Ayesha Jalal Mohammad Ali Jinnah envisaged Pakistan as a modern democratic state. Threatened by a deadly insurgency in the northwestern tribal areas linked to the American-led war in Afghanistan, and rent by conflict between and within the elected and non-elected institutions, Pakistan today could not be further away from its founder’s vision. The disregard shown to the rule of law by successive governments, military and civil, is an unconscionable blot on the legacy of the great constitutionalist lawyer, whose memory is invoked with ritualistic fervour.
The big fibs that defined our year. BY DAVID J. ROTHKOPF | DECEMBER 16, 2011 I live in Washington where lying is an art form. Actually, that suggests an artist’s intent and here in D.C., lying is more reflexive, like breathing or taking cash from fat cats. But when you live in a place like this — if you can call it living — where somehow we have managed to train moral mice to produce the shit of bulls, you really get an appreciation for a fine lie. Some stand out for their subtlety — they almost feel true. (President Obama wants to get special interests out of American politics.) Some are noteworthy because of their audacity (Newt Gingrich brought down communism.) Some capture our attention because of the ability of their authors to deliver them with a straight face (Mitt Romney says he has deeply held political convictions).
By Hassan Abbas The idea of defiance against tyranny and oppression owes a great deal to Hussain ibne Ali, the hero of the battle of Karbala in 680 AD. With just 72 valiant followers and family members, the grandson of Prophet Mohammad faced the military might of the Muslim empire ruled then by a despot, Yazid bin Mu‘awiya.

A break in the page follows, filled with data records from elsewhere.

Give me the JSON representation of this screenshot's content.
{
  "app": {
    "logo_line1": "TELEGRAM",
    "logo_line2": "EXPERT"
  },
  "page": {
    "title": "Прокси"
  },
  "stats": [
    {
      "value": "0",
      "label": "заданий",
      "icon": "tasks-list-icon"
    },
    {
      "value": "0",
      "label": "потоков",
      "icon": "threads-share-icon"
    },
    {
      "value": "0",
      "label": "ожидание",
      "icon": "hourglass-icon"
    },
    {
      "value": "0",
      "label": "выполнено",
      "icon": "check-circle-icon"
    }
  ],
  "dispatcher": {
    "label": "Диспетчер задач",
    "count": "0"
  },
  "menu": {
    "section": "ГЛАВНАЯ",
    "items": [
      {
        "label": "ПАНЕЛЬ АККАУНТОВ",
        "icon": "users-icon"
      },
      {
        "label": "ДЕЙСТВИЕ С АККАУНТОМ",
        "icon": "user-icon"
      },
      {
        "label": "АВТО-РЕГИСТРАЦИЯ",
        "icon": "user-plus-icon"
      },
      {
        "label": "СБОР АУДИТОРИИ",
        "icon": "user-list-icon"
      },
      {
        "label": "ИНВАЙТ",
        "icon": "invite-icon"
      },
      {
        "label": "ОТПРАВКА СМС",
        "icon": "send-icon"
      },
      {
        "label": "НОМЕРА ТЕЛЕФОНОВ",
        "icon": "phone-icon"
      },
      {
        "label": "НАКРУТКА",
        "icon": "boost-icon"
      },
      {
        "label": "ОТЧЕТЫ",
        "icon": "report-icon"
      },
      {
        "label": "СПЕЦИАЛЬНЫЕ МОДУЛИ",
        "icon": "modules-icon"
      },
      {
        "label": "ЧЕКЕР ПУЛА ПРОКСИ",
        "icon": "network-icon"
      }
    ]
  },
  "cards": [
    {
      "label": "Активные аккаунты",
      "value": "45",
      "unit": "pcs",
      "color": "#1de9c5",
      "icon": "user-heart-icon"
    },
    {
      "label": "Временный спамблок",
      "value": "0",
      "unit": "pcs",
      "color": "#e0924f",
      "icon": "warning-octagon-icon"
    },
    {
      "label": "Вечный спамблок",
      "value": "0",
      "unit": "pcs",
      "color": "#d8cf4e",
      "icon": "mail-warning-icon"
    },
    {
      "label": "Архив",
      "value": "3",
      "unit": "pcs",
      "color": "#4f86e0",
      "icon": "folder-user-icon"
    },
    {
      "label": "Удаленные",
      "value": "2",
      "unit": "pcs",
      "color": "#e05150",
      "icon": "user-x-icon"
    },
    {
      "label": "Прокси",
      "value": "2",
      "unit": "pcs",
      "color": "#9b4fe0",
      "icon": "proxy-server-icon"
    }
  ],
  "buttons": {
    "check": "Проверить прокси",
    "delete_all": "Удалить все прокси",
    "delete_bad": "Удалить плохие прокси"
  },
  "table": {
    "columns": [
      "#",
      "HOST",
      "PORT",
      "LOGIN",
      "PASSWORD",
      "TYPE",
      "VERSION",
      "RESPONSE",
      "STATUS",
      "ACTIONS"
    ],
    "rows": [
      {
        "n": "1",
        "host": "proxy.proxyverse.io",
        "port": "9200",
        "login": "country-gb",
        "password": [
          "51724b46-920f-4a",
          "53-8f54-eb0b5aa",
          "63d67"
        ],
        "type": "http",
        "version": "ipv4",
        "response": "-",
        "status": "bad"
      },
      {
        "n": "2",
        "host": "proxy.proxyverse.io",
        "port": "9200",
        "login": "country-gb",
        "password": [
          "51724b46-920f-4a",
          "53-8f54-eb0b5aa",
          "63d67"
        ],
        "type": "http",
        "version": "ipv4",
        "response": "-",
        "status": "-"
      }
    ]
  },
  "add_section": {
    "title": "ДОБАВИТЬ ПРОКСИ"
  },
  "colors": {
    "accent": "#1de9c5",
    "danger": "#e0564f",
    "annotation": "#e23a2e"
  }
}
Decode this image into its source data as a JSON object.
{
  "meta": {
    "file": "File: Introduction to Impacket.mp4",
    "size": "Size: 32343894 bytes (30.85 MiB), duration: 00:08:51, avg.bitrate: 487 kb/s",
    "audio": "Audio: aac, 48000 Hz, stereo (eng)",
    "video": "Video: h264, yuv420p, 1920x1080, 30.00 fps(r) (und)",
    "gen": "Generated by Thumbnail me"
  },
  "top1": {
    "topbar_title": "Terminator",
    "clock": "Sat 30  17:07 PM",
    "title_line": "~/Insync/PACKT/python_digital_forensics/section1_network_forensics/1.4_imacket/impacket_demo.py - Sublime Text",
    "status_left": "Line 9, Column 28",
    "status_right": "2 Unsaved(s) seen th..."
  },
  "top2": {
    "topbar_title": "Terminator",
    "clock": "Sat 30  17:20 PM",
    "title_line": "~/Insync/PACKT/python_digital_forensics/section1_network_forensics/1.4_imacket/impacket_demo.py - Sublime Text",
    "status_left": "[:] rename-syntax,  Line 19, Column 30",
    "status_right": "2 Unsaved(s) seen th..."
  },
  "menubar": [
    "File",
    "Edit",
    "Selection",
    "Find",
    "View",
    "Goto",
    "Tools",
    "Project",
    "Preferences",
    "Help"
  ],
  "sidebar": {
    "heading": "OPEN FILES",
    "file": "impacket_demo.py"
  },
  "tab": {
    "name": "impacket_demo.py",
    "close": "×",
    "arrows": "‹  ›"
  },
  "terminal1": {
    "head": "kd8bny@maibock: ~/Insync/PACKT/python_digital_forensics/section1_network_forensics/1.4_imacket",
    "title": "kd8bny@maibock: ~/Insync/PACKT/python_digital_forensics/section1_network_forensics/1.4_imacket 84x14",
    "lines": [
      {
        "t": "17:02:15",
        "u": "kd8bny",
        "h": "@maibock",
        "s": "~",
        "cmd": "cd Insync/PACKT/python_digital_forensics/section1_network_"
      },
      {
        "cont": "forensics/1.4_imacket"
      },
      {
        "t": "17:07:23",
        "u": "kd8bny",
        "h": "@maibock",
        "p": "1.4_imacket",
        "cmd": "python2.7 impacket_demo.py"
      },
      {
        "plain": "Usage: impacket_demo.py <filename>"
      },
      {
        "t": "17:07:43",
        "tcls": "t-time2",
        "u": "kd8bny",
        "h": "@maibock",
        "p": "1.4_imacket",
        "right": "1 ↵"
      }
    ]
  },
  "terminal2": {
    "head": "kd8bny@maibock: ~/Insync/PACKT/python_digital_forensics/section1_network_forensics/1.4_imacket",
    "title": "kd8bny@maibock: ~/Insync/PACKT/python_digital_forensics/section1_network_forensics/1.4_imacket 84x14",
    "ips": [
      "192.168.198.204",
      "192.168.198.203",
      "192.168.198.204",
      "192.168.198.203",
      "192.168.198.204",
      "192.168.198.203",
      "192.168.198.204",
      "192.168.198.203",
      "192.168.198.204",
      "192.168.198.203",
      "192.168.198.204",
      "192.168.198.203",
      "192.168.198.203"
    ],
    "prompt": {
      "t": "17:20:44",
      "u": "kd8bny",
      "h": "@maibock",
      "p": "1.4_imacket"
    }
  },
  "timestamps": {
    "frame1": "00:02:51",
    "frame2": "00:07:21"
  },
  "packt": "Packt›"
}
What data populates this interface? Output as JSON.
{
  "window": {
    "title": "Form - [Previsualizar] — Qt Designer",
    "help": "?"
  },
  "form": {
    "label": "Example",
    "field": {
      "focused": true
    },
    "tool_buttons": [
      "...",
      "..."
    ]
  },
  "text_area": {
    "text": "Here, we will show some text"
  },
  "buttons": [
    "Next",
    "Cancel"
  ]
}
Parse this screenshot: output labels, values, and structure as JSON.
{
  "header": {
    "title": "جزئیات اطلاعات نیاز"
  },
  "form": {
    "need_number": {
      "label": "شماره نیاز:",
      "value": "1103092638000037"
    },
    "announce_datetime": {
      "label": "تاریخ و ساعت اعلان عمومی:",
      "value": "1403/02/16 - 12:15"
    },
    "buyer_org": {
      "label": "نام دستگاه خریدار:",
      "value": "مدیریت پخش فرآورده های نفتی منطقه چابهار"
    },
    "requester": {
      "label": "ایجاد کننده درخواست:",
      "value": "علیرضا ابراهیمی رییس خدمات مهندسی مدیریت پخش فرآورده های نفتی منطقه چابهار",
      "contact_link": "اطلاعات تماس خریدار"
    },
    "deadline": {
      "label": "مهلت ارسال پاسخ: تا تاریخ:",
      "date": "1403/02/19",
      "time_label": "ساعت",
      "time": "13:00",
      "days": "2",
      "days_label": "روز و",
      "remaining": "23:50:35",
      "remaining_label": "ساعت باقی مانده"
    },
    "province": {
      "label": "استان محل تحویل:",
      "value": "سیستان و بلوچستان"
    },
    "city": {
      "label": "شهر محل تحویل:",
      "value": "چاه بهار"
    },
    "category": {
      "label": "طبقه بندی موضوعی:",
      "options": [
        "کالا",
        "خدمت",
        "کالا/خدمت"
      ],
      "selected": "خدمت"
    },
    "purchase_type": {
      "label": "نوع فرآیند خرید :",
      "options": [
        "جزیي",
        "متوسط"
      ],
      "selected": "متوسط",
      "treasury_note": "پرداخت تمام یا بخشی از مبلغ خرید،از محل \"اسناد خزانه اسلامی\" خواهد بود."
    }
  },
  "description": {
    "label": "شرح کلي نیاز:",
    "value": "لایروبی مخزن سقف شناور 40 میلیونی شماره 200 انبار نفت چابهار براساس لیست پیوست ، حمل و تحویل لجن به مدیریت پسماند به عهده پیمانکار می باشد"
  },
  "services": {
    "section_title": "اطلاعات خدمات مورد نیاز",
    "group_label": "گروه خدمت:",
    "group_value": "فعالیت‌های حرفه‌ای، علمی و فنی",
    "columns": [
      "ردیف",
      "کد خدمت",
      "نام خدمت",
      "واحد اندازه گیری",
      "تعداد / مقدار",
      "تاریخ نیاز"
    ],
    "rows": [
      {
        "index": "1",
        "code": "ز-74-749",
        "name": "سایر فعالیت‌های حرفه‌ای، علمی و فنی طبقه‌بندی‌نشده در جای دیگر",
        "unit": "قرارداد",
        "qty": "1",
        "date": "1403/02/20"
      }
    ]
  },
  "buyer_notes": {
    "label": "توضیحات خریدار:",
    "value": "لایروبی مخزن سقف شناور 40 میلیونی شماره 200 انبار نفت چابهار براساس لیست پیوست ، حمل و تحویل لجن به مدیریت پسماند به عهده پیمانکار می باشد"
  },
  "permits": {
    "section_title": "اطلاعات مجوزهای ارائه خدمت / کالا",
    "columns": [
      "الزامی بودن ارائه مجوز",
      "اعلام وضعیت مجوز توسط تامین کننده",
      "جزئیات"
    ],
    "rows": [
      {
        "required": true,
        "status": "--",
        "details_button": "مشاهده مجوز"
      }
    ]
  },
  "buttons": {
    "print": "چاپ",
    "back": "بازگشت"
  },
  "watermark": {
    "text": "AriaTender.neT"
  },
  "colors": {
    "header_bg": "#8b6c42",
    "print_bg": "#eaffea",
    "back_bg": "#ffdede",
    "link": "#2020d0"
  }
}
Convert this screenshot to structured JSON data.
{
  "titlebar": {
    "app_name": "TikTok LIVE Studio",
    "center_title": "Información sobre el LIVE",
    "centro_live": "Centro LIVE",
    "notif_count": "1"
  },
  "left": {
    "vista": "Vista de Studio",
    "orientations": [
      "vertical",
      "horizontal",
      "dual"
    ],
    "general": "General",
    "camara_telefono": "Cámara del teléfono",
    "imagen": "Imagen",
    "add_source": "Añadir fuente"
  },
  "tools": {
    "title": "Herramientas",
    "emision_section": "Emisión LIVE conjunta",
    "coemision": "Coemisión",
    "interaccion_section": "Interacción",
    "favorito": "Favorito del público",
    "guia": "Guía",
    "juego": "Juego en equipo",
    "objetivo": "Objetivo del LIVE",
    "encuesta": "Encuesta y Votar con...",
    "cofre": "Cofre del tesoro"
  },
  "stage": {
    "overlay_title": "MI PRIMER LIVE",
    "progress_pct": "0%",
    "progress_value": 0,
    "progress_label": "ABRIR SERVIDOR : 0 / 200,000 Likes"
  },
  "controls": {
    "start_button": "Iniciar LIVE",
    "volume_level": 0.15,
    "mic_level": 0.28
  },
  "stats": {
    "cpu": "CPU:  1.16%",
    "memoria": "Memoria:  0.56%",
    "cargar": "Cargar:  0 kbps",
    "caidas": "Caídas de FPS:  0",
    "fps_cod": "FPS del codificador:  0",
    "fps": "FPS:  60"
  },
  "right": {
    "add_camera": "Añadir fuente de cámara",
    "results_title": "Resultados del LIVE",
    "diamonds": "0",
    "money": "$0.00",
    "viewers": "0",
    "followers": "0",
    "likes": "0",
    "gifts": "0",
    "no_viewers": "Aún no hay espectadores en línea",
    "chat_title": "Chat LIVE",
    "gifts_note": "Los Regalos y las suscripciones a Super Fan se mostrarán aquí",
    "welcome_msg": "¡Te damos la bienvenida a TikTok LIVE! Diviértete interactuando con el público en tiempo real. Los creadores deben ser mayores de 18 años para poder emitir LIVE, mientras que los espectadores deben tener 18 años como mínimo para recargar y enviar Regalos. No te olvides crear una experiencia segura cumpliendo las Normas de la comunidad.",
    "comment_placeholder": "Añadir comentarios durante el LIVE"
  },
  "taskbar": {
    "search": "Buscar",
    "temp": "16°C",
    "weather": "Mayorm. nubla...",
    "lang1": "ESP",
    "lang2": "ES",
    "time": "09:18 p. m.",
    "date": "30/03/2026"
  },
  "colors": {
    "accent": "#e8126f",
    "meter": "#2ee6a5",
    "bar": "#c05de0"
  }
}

Hussain refused to sanctify Yazid’s reign through baya’a (allegiance) and consequently, he and his small contingent were martyred in the most brutal of fashions. The accompanying women and children were imprisoned for months in the dark alleys of Damascus.
PTH A freelance columnist, Faisal Kapadia lives in Karachi, writes on everything and social media and misses the time when we could tell the good guys from the bad by the color of their light sabers. He tweets with the same name and sometimes answers emails at email@example.com ________________________________________________________________ I cant fault veena malik for “what” she has done to her life, If you think about it the only thing she has been known for so far is to pull off one stunt after another. She has been bold when she trashed her ex Asif, she has been provocative in big brother the reality show in India and after that she has been trying on different persona’s in tv shows fighting muftis and even spitting venom at fellow actresses all to stay in the public eye.What i have a real problem with is “how” she does it
PTH By Shahnaz Khan Will separation of state and religion contradict the spirit of the creation of Pakistan? Does this division threaten Islam? Should the state regulate the religious beliefs and activities of ALL Muslims? These questions are being hotly debated in Pakistan, with the primary focus on either the two nation theory or the vision of Jinnah. It, perhaps, may be more productive to review historical data and some fundamental principles of Islam in resolving these issues. After all this controversy is neither unique to Pakistan or Islam. It will also be helpful to define a secular state: A state which is not hostile to religion but is neutral to the religious preference of its citizens.
TRADITIONAL Muslim set-ups place many restrictions on women. They cannot even venture out of their homes; most are required to restrict themselves to performing household chores only. Few Muslim women take up public roles; fewer still participate in outdoor events.